- [Website and app data records]
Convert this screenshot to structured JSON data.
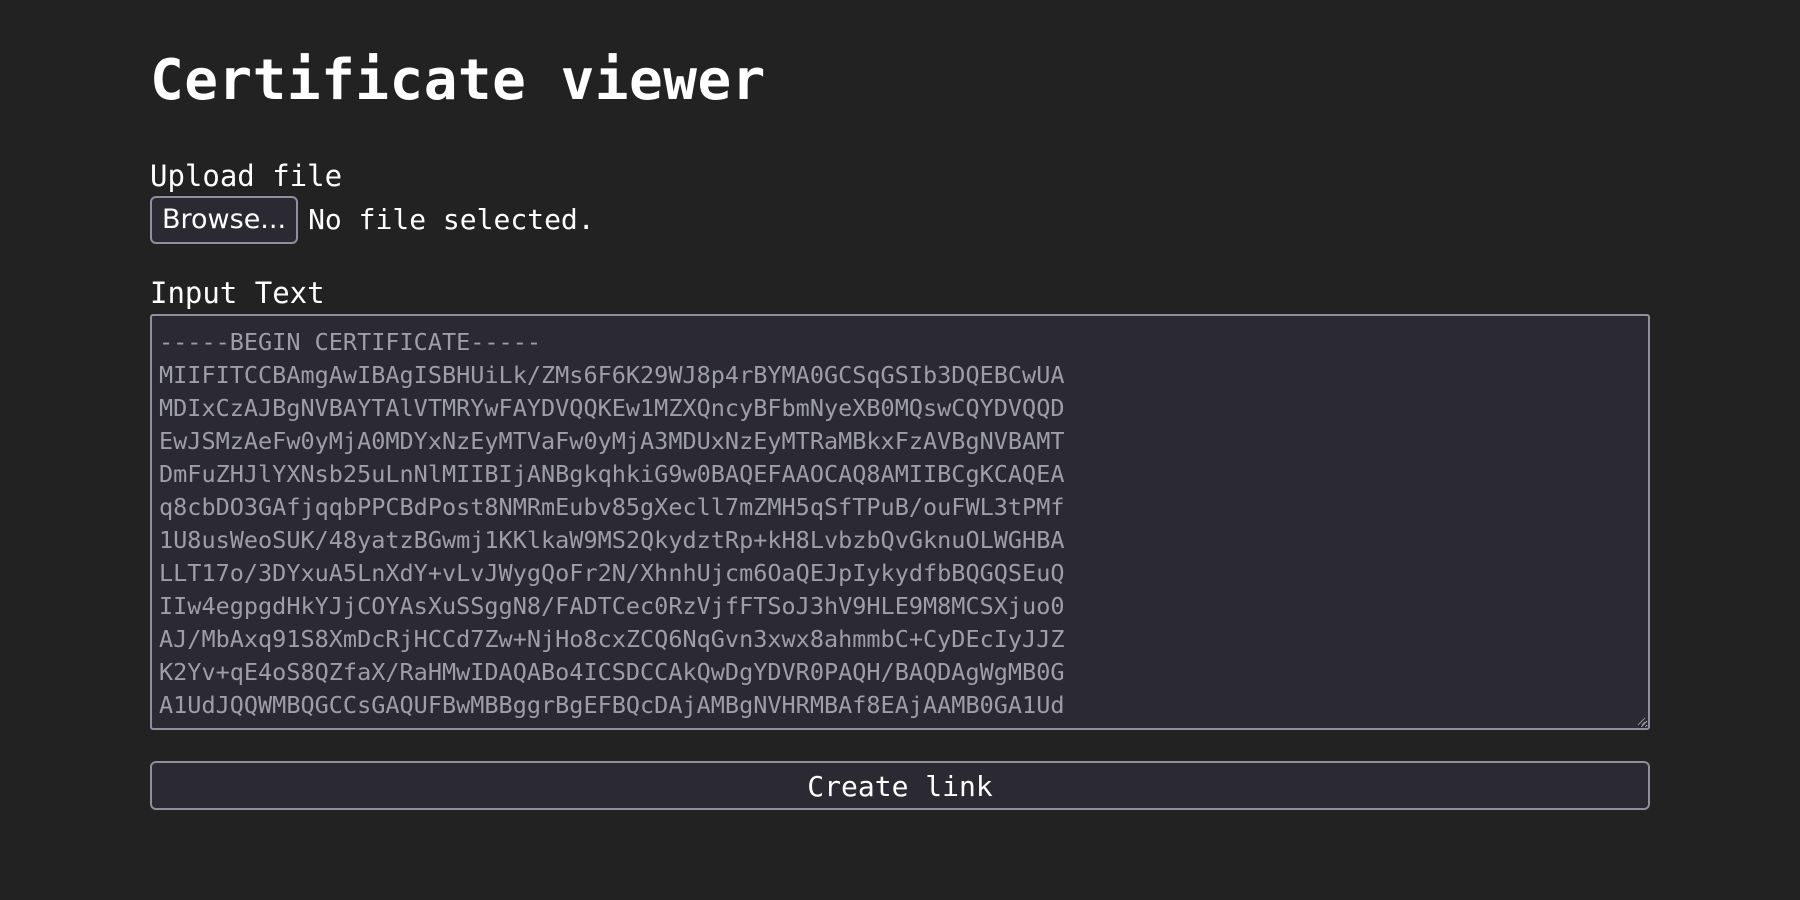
{
  "page": {
    "title": "Certificate viewer"
  },
  "upload": {
    "label": "Upload file",
    "browse_label": "Browse...",
    "status_text": "No file selected."
  },
  "input": {
    "label": "Input Text",
    "value": "-----BEGIN CERTIFICATE-----\nMIIFITCCBAmgAwIBAgISBHUiLk/ZMs6F6K29WJ8p4rBYMA0GCSqGSIb3DQEBCwUA\nMDIxCzAJBgNVBAYTAlVTMRYwFAYDVQQKEw1MZXQncyBFbmNyeXB0MQswCQYDVQQD\nEwJSMzAeFw0yMjA0MDYxNzEyMTVaFw0yMjA3MDUxNzEyMTRaMBkxFzAVBgNVBAMT\nDmFuZHJlYXNsb25uLnNlMIIBIjANBgkqhkiG9w0BAQEFAAOCAQ8AMIIBCgKCAQEA\nq8cbDO3GAfjqqbPPCBdPost8NMRmEubv85gXecll7mZMH5qSfTPuB/ouFWL3tPMf\n1U8usWeoSUK/48yatzBGwmj1KKlkaW9MS2QkydztRp+kH8LvbzbQvGknuOLWGHBA\nLLT17o/3DYxuA5LnXdY+vLvJWygQoFr2N/XhnhUjcm6OaQEJpIykydfbBQGQSEuQ\nIIw4egpgdHkYJjCOYAsXuSSggN8/FADTCec0RzVjfFTSoJ3hV9HLE9M8MCSXjuo0\nAJ/MbAxq91S8XmDcRjHCCd7Zw+NjHo8cxZCQ6NqGvn3xwx8ahmmbC+CyDEcIyJJZ\nK2Yv+qE4oS8QZfaX/RaHMwIDAQABo4ICSDCCAkQwDgYDVR0PAQH/BAQDAgWgMB0G\nA1UdJQQWMBQGCCsGAQUFBwMBBggrBgEFBQcDAjAMBgNVHRMBAf8EAjAAMB0GA1Ud"
  },
  "actions": {
    "create_link_label": "Create link"
  },
  "colors": {
    "background": "#222222",
    "control_background": "#2b2a33",
    "control_border": "#8f8f9d",
    "text": "#ffffff",
    "textarea_text": "#9e9ea6"
  },
  "icons": {
    "resize_grip": "resize-grip-icon"
  }
}
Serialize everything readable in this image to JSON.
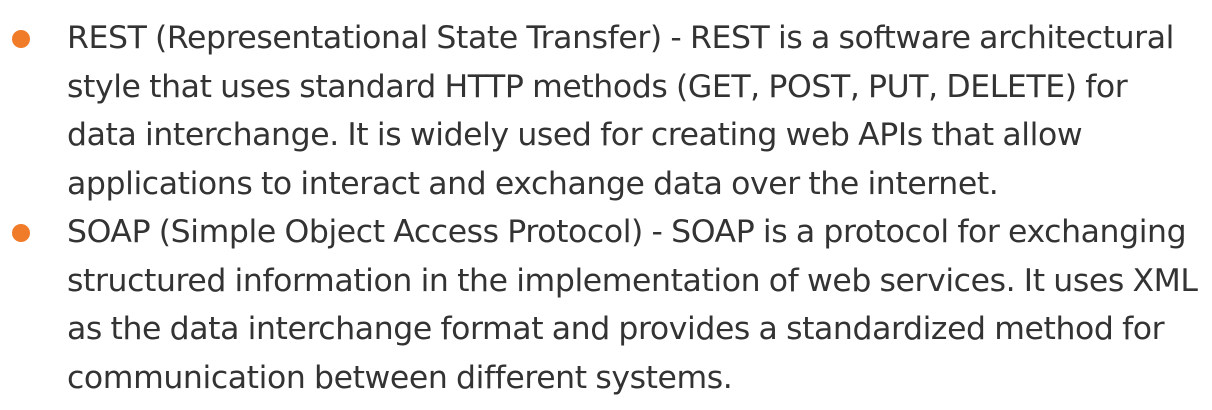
{
  "bullets": {
    "marker_color": "#f07c2a",
    "items": [
      {
        "text": "REST (Representational State Transfer) - REST is a software architectural style that uses standard HTTP methods (GET, POST, PUT, DELETE) for data interchange. It is widely used for creating web APIs that allow applications to interact and exchange data over the internet."
      },
      {
        "text": "SOAP (Simple Object Access Protocol) - SOAP is a protocol for exchanging structured information in the implementation of web services. It uses XML as the data interchange format and provides a standardized method for communication between different systems."
      }
    ]
  }
}
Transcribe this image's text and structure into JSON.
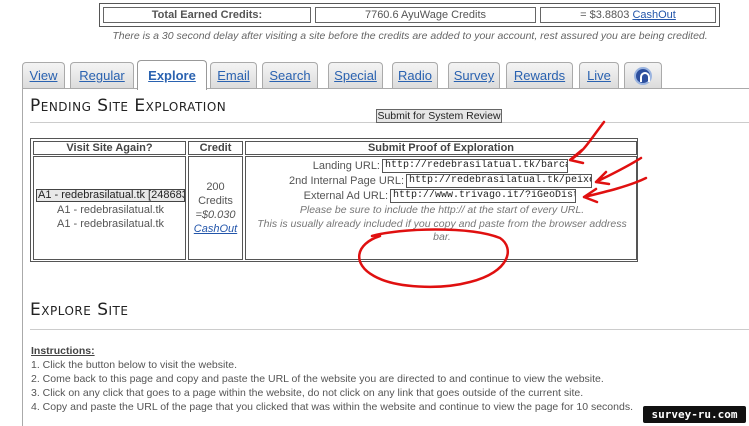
{
  "credits": {
    "label": "Total Earned Credits:",
    "amount": "7760.6 AyuWage Credits",
    "cash_prefix": "= $3.8803 ",
    "cashout_link": "CashOut"
  },
  "delay_note": "There is a 30 second delay after visiting a site before the credits are added to your account, rest assured you are being credited.",
  "tabs": [
    {
      "label": "View"
    },
    {
      "label": "Regular"
    },
    {
      "label": "Explore",
      "active": true
    },
    {
      "label": "Email"
    },
    {
      "label": "Search"
    },
    {
      "label": "Special"
    },
    {
      "label": "Radio"
    },
    {
      "label": "Survey"
    },
    {
      "label": "Rewards"
    },
    {
      "label": "Live"
    },
    {
      "label": "",
      "icon": "faq-icon"
    }
  ],
  "pending": {
    "title": "Pending Site Exploration",
    "headers": {
      "visit": "Visit Site Again?",
      "credit": "Credit",
      "proof": "Submit Proof of Exploration"
    },
    "visit_options": {
      "selected": "A1 - redebrasilatual.tk [248683]",
      "items": [
        "A1 - redebrasilatual.tk",
        "A1 - redebrasilatual.tk"
      ]
    },
    "credit": {
      "amount": "200",
      "unit": "Credits",
      "value": "=$0.030",
      "cashout_link": "CashOut"
    },
    "fields": {
      "landing_label": "Landing URL:",
      "landing_value": "http://redebrasilatual.tk/barca-de-berim",
      "internal_label": "2nd Internal Page URL:",
      "internal_value": "http://redebrasilatual.tk/peixe-na-folha",
      "external_label": "External Ad URL:",
      "external_value": "http://www.trivago.it/?iGeoDistanceItem"
    },
    "note1": "Please be sure to include the http:// at the start of every URL.",
    "note2": "This is usually already included if you copy and paste from the browser address bar.",
    "submit_label": "Submit for System Review"
  },
  "explore": {
    "title": "Explore Site",
    "instructions_title": "Instructions:",
    "steps": [
      "1. Click the button below to visit the website.",
      "2. Come back to this page and copy and paste the URL of the website you are directed to and continue to view the website.",
      "3. Click on any click that goes to a page within the website,    do not click on any link that goes outside of the current site.",
      "4. Copy and paste the URL of the page that you clicked that was within the website and continue to view the page for 10 seconds."
    ]
  },
  "watermark": "survey-ru.com",
  "annotation_color": "#e01010"
}
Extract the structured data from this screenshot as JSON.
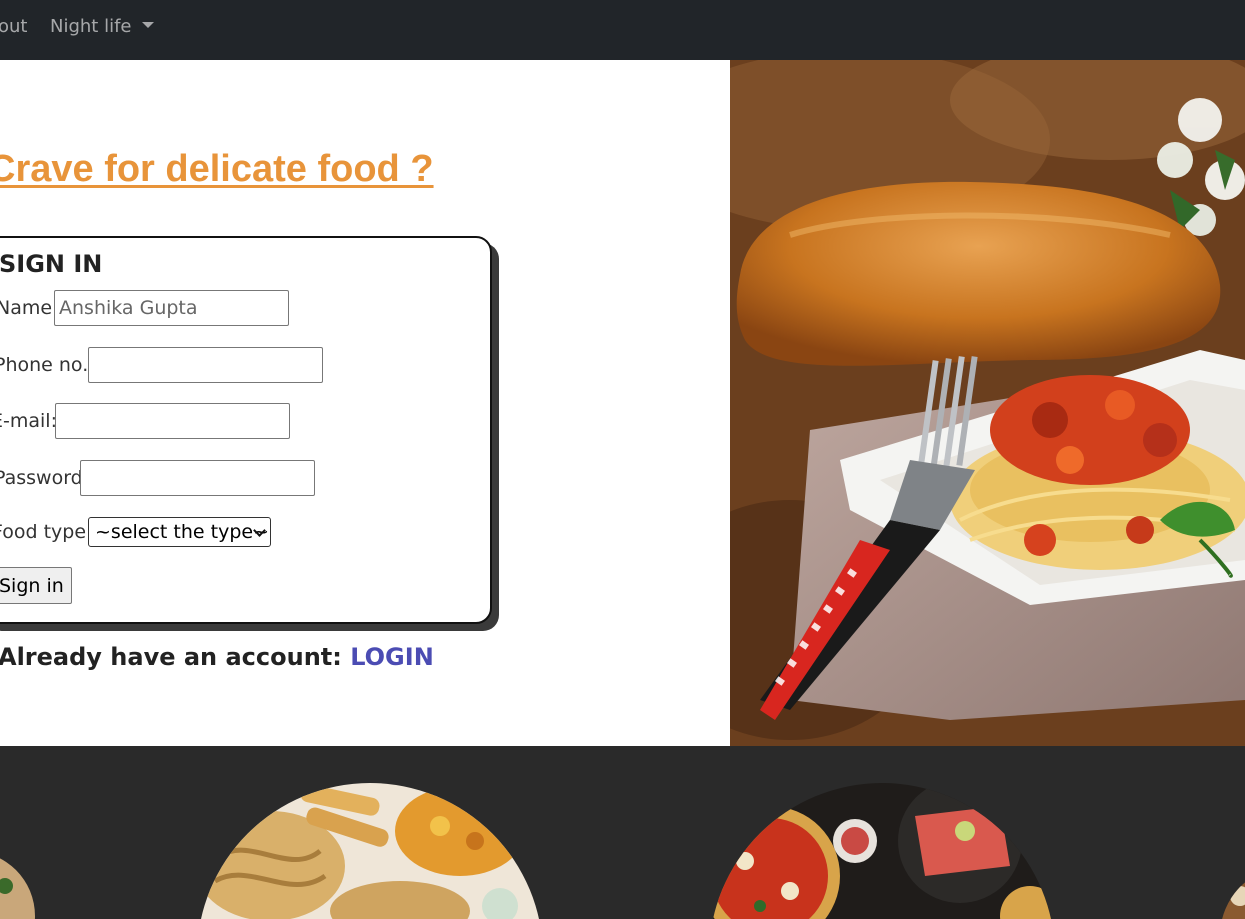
{
  "nav": {
    "items": [
      {
        "label": "out"
      },
      {
        "label": "Night life"
      }
    ]
  },
  "headline": "Crave for delicate food ?",
  "form": {
    "title": "SIGN IN",
    "name_label": "Name:",
    "name_value": "Anshika Gupta",
    "phone_label": "Phone no.:",
    "phone_value": "",
    "email_label": "E-mail:",
    "email_value": "",
    "password_label": "Password:",
    "password_value": "",
    "food_type_label": "Food type:",
    "food_type_selected": "~select the type~",
    "submit_label": "Sign in"
  },
  "account": {
    "prompt": "Already have an account: ",
    "login_label": "LOGIN"
  },
  "colors": {
    "navbar": "#212529",
    "headline": "#e8943a",
    "link": "#4b4cb3",
    "strip": "#2a2a2a"
  },
  "icons": [
    "dropdown-caret-icon",
    "select-chevron-icon"
  ]
}
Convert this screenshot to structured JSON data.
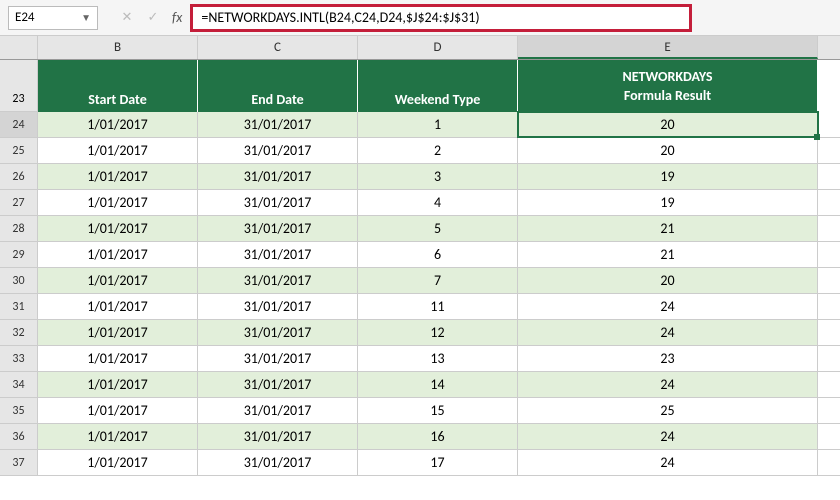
{
  "name_box": "E24",
  "formula": "=NETWORKDAYS.INTL(B24,C24,D24,$J$24:$J$31)",
  "columns": {
    "b": "B",
    "c": "C",
    "d": "D",
    "e": "E"
  },
  "header_row_num": "23",
  "headers": {
    "start_date": "Start Date",
    "end_date": "End Date",
    "weekend_type": "Weekend Type",
    "e_top": "NETWORKDAYS",
    "e_bottom": "Formula Result"
  },
  "chart_data": {
    "type": "table",
    "columns": [
      "row",
      "Start Date",
      "End Date",
      "Weekend Type",
      "NETWORKDAYS Formula Result"
    ],
    "rows": [
      {
        "row": "24",
        "start": "1/01/2017",
        "end": "31/01/2017",
        "wtype": "1",
        "result": "20"
      },
      {
        "row": "25",
        "start": "1/01/2017",
        "end": "31/01/2017",
        "wtype": "2",
        "result": "20"
      },
      {
        "row": "26",
        "start": "1/01/2017",
        "end": "31/01/2017",
        "wtype": "3",
        "result": "19"
      },
      {
        "row": "27",
        "start": "1/01/2017",
        "end": "31/01/2017",
        "wtype": "4",
        "result": "19"
      },
      {
        "row": "28",
        "start": "1/01/2017",
        "end": "31/01/2017",
        "wtype": "5",
        "result": "21"
      },
      {
        "row": "29",
        "start": "1/01/2017",
        "end": "31/01/2017",
        "wtype": "6",
        "result": "21"
      },
      {
        "row": "30",
        "start": "1/01/2017",
        "end": "31/01/2017",
        "wtype": "7",
        "result": "20"
      },
      {
        "row": "31",
        "start": "1/01/2017",
        "end": "31/01/2017",
        "wtype": "11",
        "result": "24"
      },
      {
        "row": "32",
        "start": "1/01/2017",
        "end": "31/01/2017",
        "wtype": "12",
        "result": "24"
      },
      {
        "row": "33",
        "start": "1/01/2017",
        "end": "31/01/2017",
        "wtype": "13",
        "result": "23"
      },
      {
        "row": "34",
        "start": "1/01/2017",
        "end": "31/01/2017",
        "wtype": "14",
        "result": "24"
      },
      {
        "row": "35",
        "start": "1/01/2017",
        "end": "31/01/2017",
        "wtype": "15",
        "result": "25"
      },
      {
        "row": "36",
        "start": "1/01/2017",
        "end": "31/01/2017",
        "wtype": "16",
        "result": "24"
      },
      {
        "row": "37",
        "start": "1/01/2017",
        "end": "31/01/2017",
        "wtype": "17",
        "result": "24"
      }
    ]
  },
  "selected_row": "24"
}
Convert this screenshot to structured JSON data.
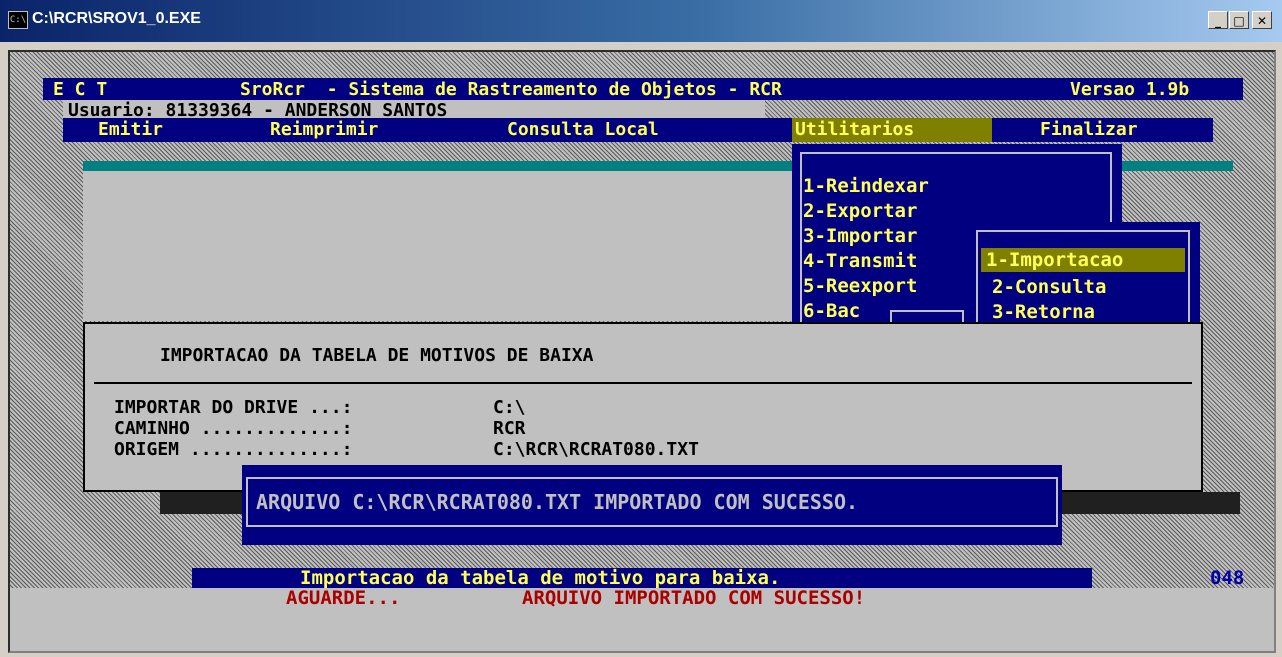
{
  "window": {
    "title": "C:\\RCR\\SROV1_0.EXE",
    "minimize": "_",
    "maximize": "□",
    "close": "✕"
  },
  "header": {
    "ect": "E C T",
    "title": "SroRcr  - Sistema de Rastreamento de Objetos - RCR",
    "version": "Versao 1.9b",
    "user": "Usuario: 81339364 - ANDERSON SANTOS"
  },
  "menu": {
    "emitir": "Emitir",
    "reimprimir": "Reimprimir",
    "consulta_local": "Consulta Local",
    "utilitarios": "Utilitarios",
    "finalizar": "Finalizar"
  },
  "utilitarios_menu": {
    "items": [
      "1-Reindexar",
      "2-Exportar",
      "3-Importar",
      "4-Transmit",
      "5-Reexport",
      "6-Bac"
    ]
  },
  "importar_menu": {
    "items": [
      "1-Importacao",
      "2-Consulta",
      "3-Retorna"
    ]
  },
  "dialog": {
    "title": "IMPORTACAO DA TABELA DE MOTIVOS DE BAIXA",
    "drive_label": "IMPORTAR DO DRIVE ...:",
    "drive_value": "C:\\",
    "caminho_label": "CAMINHO .............:",
    "caminho_value": "RCR",
    "origem_label": "ORIGEM ..............:",
    "origem_value": "C:\\RCR\\RCRAT080.TXT"
  },
  "message": "ARQUIVO C:\\RCR\\RCRAT080.TXT IMPORTADO COM SUCESSO.",
  "status": {
    "text": "Importacao da tabela de motivo para baixa.",
    "code": "048",
    "aguarde": "AGUARDE...",
    "result": "ARQUIVO IMPORTADO COM SUCESSO!"
  },
  "colors": {
    "console_blue": "#000080",
    "console_yellow": "#ffff55",
    "menu_highlight": "#808000",
    "teal": "#008080",
    "error_red": "#aa0000"
  }
}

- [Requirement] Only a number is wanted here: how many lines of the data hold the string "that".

- [Result] 3